(Stored items from a collection)
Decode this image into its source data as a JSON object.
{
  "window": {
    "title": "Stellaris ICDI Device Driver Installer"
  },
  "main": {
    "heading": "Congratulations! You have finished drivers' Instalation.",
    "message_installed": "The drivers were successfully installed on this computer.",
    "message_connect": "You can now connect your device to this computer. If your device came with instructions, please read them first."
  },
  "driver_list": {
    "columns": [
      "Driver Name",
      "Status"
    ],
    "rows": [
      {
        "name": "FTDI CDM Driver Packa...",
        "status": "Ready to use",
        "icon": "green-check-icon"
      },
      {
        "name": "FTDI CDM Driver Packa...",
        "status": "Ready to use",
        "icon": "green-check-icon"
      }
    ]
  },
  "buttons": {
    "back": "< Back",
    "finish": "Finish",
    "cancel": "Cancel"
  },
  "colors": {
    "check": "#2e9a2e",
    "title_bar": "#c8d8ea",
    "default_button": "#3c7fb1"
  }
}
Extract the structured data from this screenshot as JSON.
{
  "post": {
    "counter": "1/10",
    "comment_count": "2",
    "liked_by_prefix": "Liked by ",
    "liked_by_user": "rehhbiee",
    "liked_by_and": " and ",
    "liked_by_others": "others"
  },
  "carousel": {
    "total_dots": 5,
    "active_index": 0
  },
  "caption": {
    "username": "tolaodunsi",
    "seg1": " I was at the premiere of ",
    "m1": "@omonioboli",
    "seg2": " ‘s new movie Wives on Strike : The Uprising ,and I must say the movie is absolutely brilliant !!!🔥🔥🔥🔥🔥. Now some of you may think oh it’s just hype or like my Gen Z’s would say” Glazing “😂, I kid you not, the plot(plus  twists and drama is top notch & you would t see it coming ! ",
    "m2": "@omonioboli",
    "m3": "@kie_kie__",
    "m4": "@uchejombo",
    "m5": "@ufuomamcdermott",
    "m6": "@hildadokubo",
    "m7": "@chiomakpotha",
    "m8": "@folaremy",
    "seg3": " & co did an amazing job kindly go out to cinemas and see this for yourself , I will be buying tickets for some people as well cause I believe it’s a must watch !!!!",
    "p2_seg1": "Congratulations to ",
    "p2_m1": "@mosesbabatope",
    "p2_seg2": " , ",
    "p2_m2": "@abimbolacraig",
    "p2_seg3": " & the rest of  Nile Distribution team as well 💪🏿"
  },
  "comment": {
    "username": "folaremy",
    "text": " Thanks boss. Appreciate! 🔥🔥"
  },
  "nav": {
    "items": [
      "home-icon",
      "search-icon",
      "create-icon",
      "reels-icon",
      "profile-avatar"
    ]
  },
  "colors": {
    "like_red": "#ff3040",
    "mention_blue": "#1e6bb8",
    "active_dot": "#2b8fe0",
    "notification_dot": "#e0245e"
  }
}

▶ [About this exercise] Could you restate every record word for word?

▶ [Result]
Decode this image into its source data as a JSON object.
{
  "window": {
    "title": "Stellaris ICDI Device Driver Installer"
  },
  "main": {
    "heading": "Congratulations! You have finished drivers' Instalation.",
    "message_installed": "The drivers were successfully installed on this computer.",
    "message_connect": "You can now connect your device to this computer. If your device came with instructions, please read them first."
  },
  "driver_list": {
    "columns": [
      "Driver Name",
      "Status"
    ],
    "rows": [
      {
        "name": "FTDI CDM Driver Packa...",
        "status": "Ready to use",
        "icon": "green-check-icon"
      },
      {
        "name": "FTDI CDM Driver Packa...",
        "status": "Ready to use",
        "icon": "green-check-icon"
      }
    ]
  },
  "buttons": {
    "back": "< Back",
    "finish": "Finish",
    "cancel": "Cancel"
  },
  "colors": {
    "check": "#2e9a2e",
    "title_bar": "#c8d8ea",
    "default_button": "#3c7fb1"
  }
}
Extract the structured data from this screenshot as JSON.
{
  "post": {
    "counter": "1/10",
    "comment_count": "2",
    "liked_by_prefix": "Liked by ",
    "liked_by_user": "rehhbiee",
    "liked_by_and": " and ",
    "liked_by_others": "others"
  },
  "carousel": {
    "total_dots": 5,
    "active_index": 0
  },
  "caption": {
    "username": "tolaodunsi",
    "seg1": " I was at the premiere of ",
    "m1": "@omonioboli",
    "seg2": " ‘s new movie Wives on Strike : The Uprising ,and I must say the movie is absolutely brilliant !!!🔥🔥🔥🔥🔥. Now some of you may think oh it’s just hype or like my Gen Z’s would say” Glazing “😂, I kid you not, the plot(plus  twists and drama is top notch & you would t see it coming ! ",
    "m2": "@omonioboli",
    "m3": "@kie_kie__",
    "m4": "@uchejombo",
    "m5": "@ufuomamcdermott",
    "m6": "@hildadokubo",
    "m7": "@chiomakpotha",
    "m8": "@folaremy",
    "seg3": " & co did an amazing job kindly go out to cinemas and see this for yourself , I will be buying tickets for some people as well cause I believe it’s a must watch !!!!",
    "p2_seg1": "Congratulations to ",
    "p2_m1": "@mosesbabatope",
    "p2_seg2": " , ",
    "p2_m2": "@abimbolacraig",
    "p2_seg3": " & the rest of  Nile Distribution team as well 💪🏿"
  },
  "comment": {
    "username": "folaremy",
    "text": " Thanks boss. Appreciate! 🔥🔥"
  },
  "nav": {
    "items": [
      "home-icon",
      "search-icon",
      "create-icon",
      "reels-icon",
      "profile-avatar"
    ]
  },
  "colors": {
    "like_red": "#ff3040",
    "mention_blue": "#1e6bb8",
    "active_dot": "#2b8fe0",
    "notification_dot": "#e0245e"
  }
}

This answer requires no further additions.